Even if your heart tries to pull its broken self together to tell you it’s for the best, and your head – foggy and sad – tells you the pain will pass, the agony of a breakup can be relentless. When you’re recovering from a breakup, it’s important not to hurry things along – it’s your time to reset, recharge and draw wisdom from the experience – but what if your healing could be strong and complete … and quicker? Science may have just found the way.
Happiness is as much about what we do as it is about what we don’t do.
We were born to set the world on fire. To live, love, learn, fall down, haul ourselves back up and do it all over again. Above all else, we were born to be happy. Everything we need to do that, is in us.
We humans know how to fight for the things that are important. We fight for relationships, for people, for jobs, for things to stay the same. But here’s the thing – they don’t always fight as hard to hold on to us. One of the greatest sources of hurt is holding on to things that are trying to let go of us. The harder we hold on, the more it hurts. The problem with this is that we have nothing free to grab the things that will be good for us when they come our way.
Criticism never builds. Ever. Not even with a happy building word like ‘constructive’ before it. Criticism is criticism. It’s never constructive and it’s never helpful. It paralyses willpower and shackles the capacity to change. It makes the receiver less confident, less shiny, less able.

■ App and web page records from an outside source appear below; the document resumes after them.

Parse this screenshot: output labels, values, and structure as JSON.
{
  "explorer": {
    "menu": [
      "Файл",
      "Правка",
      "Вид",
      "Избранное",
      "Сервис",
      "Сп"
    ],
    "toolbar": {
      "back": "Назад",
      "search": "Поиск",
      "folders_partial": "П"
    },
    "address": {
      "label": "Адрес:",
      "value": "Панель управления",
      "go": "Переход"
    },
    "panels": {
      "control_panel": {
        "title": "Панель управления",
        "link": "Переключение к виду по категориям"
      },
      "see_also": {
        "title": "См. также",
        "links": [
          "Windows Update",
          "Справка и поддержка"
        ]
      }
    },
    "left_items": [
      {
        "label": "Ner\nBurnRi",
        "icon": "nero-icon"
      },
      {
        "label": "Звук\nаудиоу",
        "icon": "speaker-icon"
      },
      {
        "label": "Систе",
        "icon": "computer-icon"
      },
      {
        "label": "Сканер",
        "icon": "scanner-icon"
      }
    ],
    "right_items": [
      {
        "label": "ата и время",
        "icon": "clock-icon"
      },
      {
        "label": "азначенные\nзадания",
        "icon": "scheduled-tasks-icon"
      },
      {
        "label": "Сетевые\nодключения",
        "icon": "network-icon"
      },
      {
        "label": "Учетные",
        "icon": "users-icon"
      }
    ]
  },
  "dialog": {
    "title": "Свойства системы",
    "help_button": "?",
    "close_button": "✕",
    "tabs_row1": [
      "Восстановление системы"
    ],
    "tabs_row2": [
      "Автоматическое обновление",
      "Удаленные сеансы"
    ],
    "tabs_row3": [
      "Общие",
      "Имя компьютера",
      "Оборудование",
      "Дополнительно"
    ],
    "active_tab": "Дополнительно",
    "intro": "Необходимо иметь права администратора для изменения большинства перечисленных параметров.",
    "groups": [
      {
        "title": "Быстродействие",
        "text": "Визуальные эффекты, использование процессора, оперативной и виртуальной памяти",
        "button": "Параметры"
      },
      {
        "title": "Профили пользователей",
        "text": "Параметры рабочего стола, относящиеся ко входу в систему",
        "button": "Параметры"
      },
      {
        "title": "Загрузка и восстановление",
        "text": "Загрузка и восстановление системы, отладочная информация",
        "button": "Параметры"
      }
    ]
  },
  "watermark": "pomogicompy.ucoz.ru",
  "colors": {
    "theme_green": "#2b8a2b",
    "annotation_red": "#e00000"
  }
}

Knockbacks, knockdowns and knockouts are an unavoidable part of full living. The number of times I’ve wished they weren’t – so desperately at times that it’s hard to believe it’s not enough to make those bad things disappear. When bad things happen, it’s up to us – and only us – to decide what happens next. It’s cliché (oh I know how cliché this is, but stay with me) – but by changing the way we experience the bad, we can emerge from the chaos and thrive, strengthened by an experience that could have just as easily floored us.
Breakups are emotional roller coasters. Actually that’s not true. If a breakup was anything like a roller coaster the end would be visible from the start, you could say ‘no thanks’ to the ride and at the end of it, for a hefty sum the memory could be savoured forever with a flimsy cardboard-framed photo.
Breakups are as much a part of the human experience as a breathing oxygen and not licking cactuses. It’s actual science that going through a breakup does the same thing to your body as withdrawal from an addiction, activating the part of the brain associated with motivation, reward and addiction cravings.
There are times when we act with extreme altruism, giving up time, energy and the beginning of ‘Law and Order’ out of concern for the greater good.
Once we have selflessly taken care of the greater good by, say, stacking the dishwasher, we may well consider ourselves deserving of a treat perhaps a glass of wine(s) or a proper dessert (and no – in these circumstances fruit is not a dessert, unless it’s in a pie, a sauce or accompanied by something dairy).
Upcycling is the process of taking something which is no longer useful and turning it into something beautiful, something which has an important purpose. It is something not only for things, but for people too.
Read the full story…
Bring Us To You!
Sign up for our free weekly newsletter to receive our articles to your inbox.